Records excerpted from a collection
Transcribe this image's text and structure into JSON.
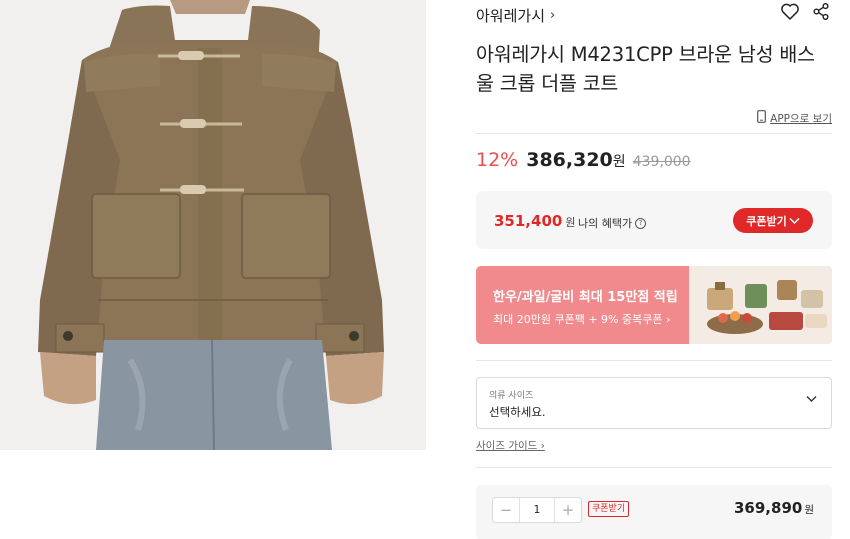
{
  "brand": {
    "name": "아워레가시",
    "chevron": "›"
  },
  "product": {
    "title": "아워레가시 M4231CPP 브라운 남성 배스 울 크롭 더플 코트"
  },
  "app_link": "APP으로 보기",
  "price": {
    "discount_rate": "12%",
    "sale_price": "386,320",
    "won": "원",
    "original_price": "439,000"
  },
  "benefit": {
    "price": "351,400",
    "won": "원",
    "label": "나의 혜택가",
    "coupon_button": "쿠폰받기"
  },
  "banner": {
    "title": "한우/과일/굴비 최대 15만점 적립",
    "subtitle": "최대 20만원 쿠폰팩 + 9% 중복쿠폰 ›"
  },
  "size_select": {
    "label": "의류 사이즈",
    "value": "선택하세요."
  },
  "size_guide": "사이즈 가이드 ›",
  "order": {
    "quantity": "1",
    "coupon_tag": "쿠폰받기",
    "total_price": "369,890",
    "won": "원"
  },
  "icons": {
    "brand_chevron": "chevron-right-icon",
    "wishlist": "heart-icon",
    "share": "share-icon",
    "app": "phone-icon",
    "info": "info-icon",
    "select": "chevron-down-icon"
  },
  "colors": {
    "accent": "#e02828",
    "discount": "#ee4d4d",
    "banner": "#f08a8d"
  }
}
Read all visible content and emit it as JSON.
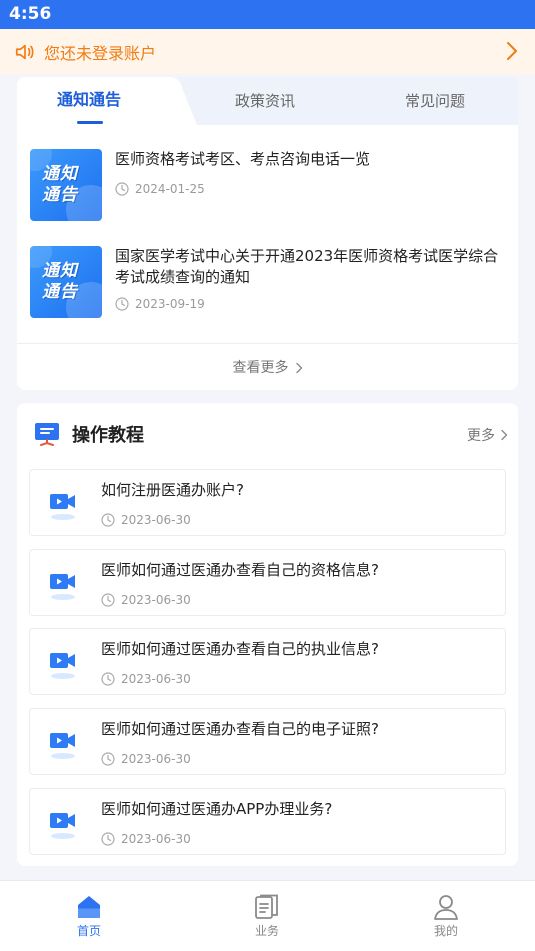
{
  "status_bar": {
    "time": "4:56"
  },
  "login_banner": {
    "text": "您还未登录账户"
  },
  "news": {
    "tabs": [
      "通知通告",
      "政策资讯",
      "常见问题"
    ],
    "thumb_label_line1": "通知",
    "thumb_label_line2": "通告",
    "items": [
      {
        "title": "医师资格考试考区、考点咨询电话一览",
        "date": "2024-01-25"
      },
      {
        "title": "国家医学考试中心关于开通2023年医师资格考试医学综合考试成绩查询的通知",
        "date": "2023-09-19"
      }
    ],
    "see_more": "查看更多"
  },
  "tutorials": {
    "title": "操作教程",
    "more": "更多",
    "items": [
      {
        "title": "如何注册医通办账户?",
        "date": "2023-06-30"
      },
      {
        "title": "医师如何通过医通办查看自己的资格信息?",
        "date": "2023-06-30"
      },
      {
        "title": "医师如何通过医通办查看自己的执业信息?",
        "date": "2023-06-30"
      },
      {
        "title": "医师如何通过医通办查看自己的电子证照?",
        "date": "2023-06-30"
      },
      {
        "title": "医师如何通过医通办APP办理业务?",
        "date": "2023-06-30"
      }
    ]
  },
  "bottom_nav": [
    {
      "label": "首页",
      "icon": "home-icon",
      "active": true
    },
    {
      "label": "业务",
      "icon": "document-icon",
      "active": false
    },
    {
      "label": "我的",
      "icon": "user-icon",
      "active": false
    }
  ],
  "colors": {
    "primary": "#2d72f1",
    "tab_active": "#1d5ed9",
    "warning": "#f07c12",
    "warning_bg": "#fff5ea"
  }
}
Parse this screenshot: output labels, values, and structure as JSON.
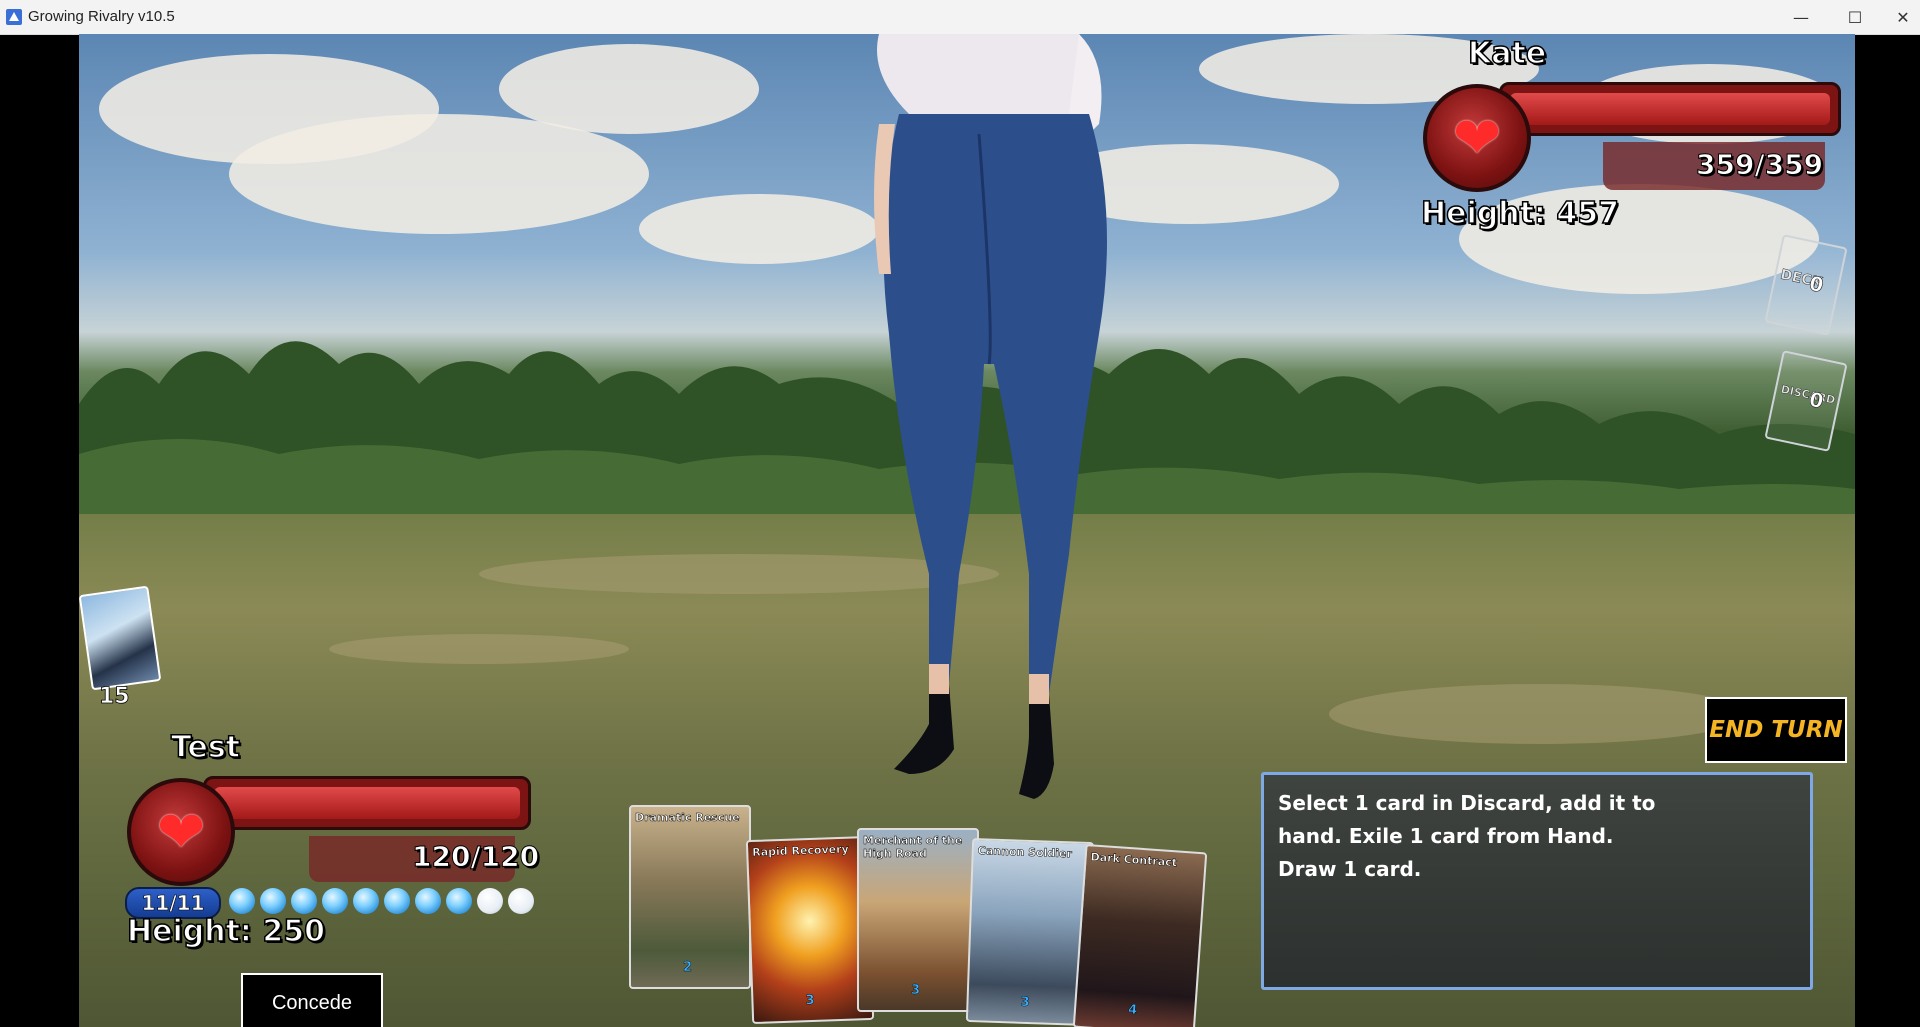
{
  "window": {
    "title": "Growing Rivalry v10.5",
    "controls": [
      "minimize-icon",
      "maximize-icon",
      "close-icon"
    ]
  },
  "opponent": {
    "name": "Kate",
    "hp": "359/359",
    "hp_fraction": 1.0,
    "height": "Height: 457"
  },
  "piles": {
    "deck_label": "DECK",
    "deck_count": "0",
    "discard_label": "DISCARD",
    "discard_count": "0"
  },
  "player": {
    "name": "Test",
    "hp": "120/120",
    "hp_fraction": 1.0,
    "height": "Height: 250",
    "deck_count": "15",
    "energy": "11/11",
    "energy_gems_total": 10,
    "energy_gems_filled": 8
  },
  "hand": [
    {
      "name": "Dramatic Rescue",
      "cost": "2"
    },
    {
      "name": "Rapid Recovery",
      "cost": "3"
    },
    {
      "name": "Merchant of the High Road",
      "cost": "3"
    },
    {
      "name": "Cannon Soldier",
      "cost": "3"
    },
    {
      "name": "Dark Contract",
      "cost": "4"
    }
  ],
  "buttons": {
    "end_turn": "END TURN",
    "concede": "Concede"
  },
  "card_description": "Select 1 card in Discard, add it to hand. Exile 1 card from Hand. Draw 1 card.",
  "colors": {
    "hp_red": "#c62828",
    "end_turn_text": "#f5b523",
    "energy_blue": "#2e60c9",
    "desc_border": "#7fa9e6"
  }
}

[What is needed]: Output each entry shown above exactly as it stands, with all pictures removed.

[Answer section]:
Transcribe this image's text and structure into JSON.
{
  "brand": {
    "name": "아워레가시",
    "chevron": "›"
  },
  "product": {
    "title": "아워레가시 M4231CPP 브라운 남성 배스 울 크롭 더플 코트"
  },
  "app_link": "APP으로 보기",
  "price": {
    "discount_rate": "12%",
    "sale_price": "386,320",
    "won": "원",
    "original_price": "439,000"
  },
  "benefit": {
    "price": "351,400",
    "won": "원",
    "label": "나의 혜택가",
    "coupon_button": "쿠폰받기"
  },
  "banner": {
    "title": "한우/과일/굴비 최대 15만점 적립",
    "subtitle": "최대 20만원 쿠폰팩 + 9% 중복쿠폰 ›"
  },
  "size_select": {
    "label": "의류 사이즈",
    "value": "선택하세요."
  },
  "size_guide": "사이즈 가이드 ›",
  "order": {
    "quantity": "1",
    "coupon_tag": "쿠폰받기",
    "total_price": "369,890",
    "won": "원"
  },
  "icons": {
    "brand_chevron": "chevron-right-icon",
    "wishlist": "heart-icon",
    "share": "share-icon",
    "app": "phone-icon",
    "info": "info-icon",
    "select": "chevron-down-icon"
  },
  "colors": {
    "accent": "#e02828",
    "discount": "#ee4d4d",
    "banner": "#f08a8d"
  }
}
Read all visible content and emit it as JSON.
{
  "status_bar": {
    "time": "4:56"
  },
  "login_banner": {
    "text": "您还未登录账户"
  },
  "news": {
    "tabs": [
      "通知通告",
      "政策资讯",
      "常见问题"
    ],
    "thumb_label_line1": "通知",
    "thumb_label_line2": "通告",
    "items": [
      {
        "title": "医师资格考试考区、考点咨询电话一览",
        "date": "2024-01-25"
      },
      {
        "title": "国家医学考试中心关于开通2023年医师资格考试医学综合考试成绩查询的通知",
        "date": "2023-09-19"
      }
    ],
    "see_more": "查看更多"
  },
  "tutorials": {
    "title": "操作教程",
    "more": "更多",
    "items": [
      {
        "title": "如何注册医通办账户?",
        "date": "2023-06-30"
      },
      {
        "title": "医师如何通过医通办查看自己的资格信息?",
        "date": "2023-06-30"
      },
      {
        "title": "医师如何通过医通办查看自己的执业信息?",
        "date": "2023-06-30"
      },
      {
        "title": "医师如何通过医通办查看自己的电子证照?",
        "date": "2023-06-30"
      },
      {
        "title": "医师如何通过医通办APP办理业务?",
        "date": "2023-06-30"
      }
    ]
  },
  "bottom_nav": [
    {
      "label": "首页",
      "icon": "home-icon",
      "active": true
    },
    {
      "label": "业务",
      "icon": "document-icon",
      "active": false
    },
    {
      "label": "我的",
      "icon": "user-icon",
      "active": false
    }
  ],
  "colors": {
    "primary": "#2d72f1",
    "tab_active": "#1d5ed9",
    "warning": "#f07c12",
    "warning_bg": "#fff5ea"
  }
}
Parse this screenshot: output labels, values, and structure as JSON.
{
  "window": {
    "title": "Growing Rivalry v10.5",
    "controls": [
      "minimize-icon",
      "maximize-icon",
      "close-icon"
    ]
  },
  "opponent": {
    "name": "Kate",
    "hp": "359/359",
    "hp_fraction": 1.0,
    "height": "Height: 457"
  },
  "piles": {
    "deck_label": "DECK",
    "deck_count": "0",
    "discard_label": "DISCARD",
    "discard_count": "0"
  },
  "player": {
    "name": "Test",
    "hp": "120/120",
    "hp_fraction": 1.0,
    "height": "Height: 250",
    "deck_count": "15",
    "energy": "11/11",
    "energy_gems_total": 10,
    "energy_gems_filled": 8
  },
  "hand": [
    {
      "name": "Dramatic Rescue",
      "cost": "2"
    },
    {
      "name": "Rapid Recovery",
      "cost": "3"
    },
    {
      "name": "Merchant of the High Road",
      "cost": "3"
    },
    {
      "name": "Cannon Soldier",
      "cost": "3"
    },
    {
      "name": "Dark Contract",
      "cost": "4"
    }
  ],
  "buttons": {
    "end_turn": "END TURN",
    "concede": "Concede"
  },
  "card_description": "Select 1 card in Discard, add it to hand. Exile 1 card from Hand. Draw 1 card.",
  "colors": {
    "hp_red": "#c62828",
    "end_turn_text": "#f5b523",
    "energy_blue": "#2e60c9",
    "desc_border": "#7fa9e6"
  }
}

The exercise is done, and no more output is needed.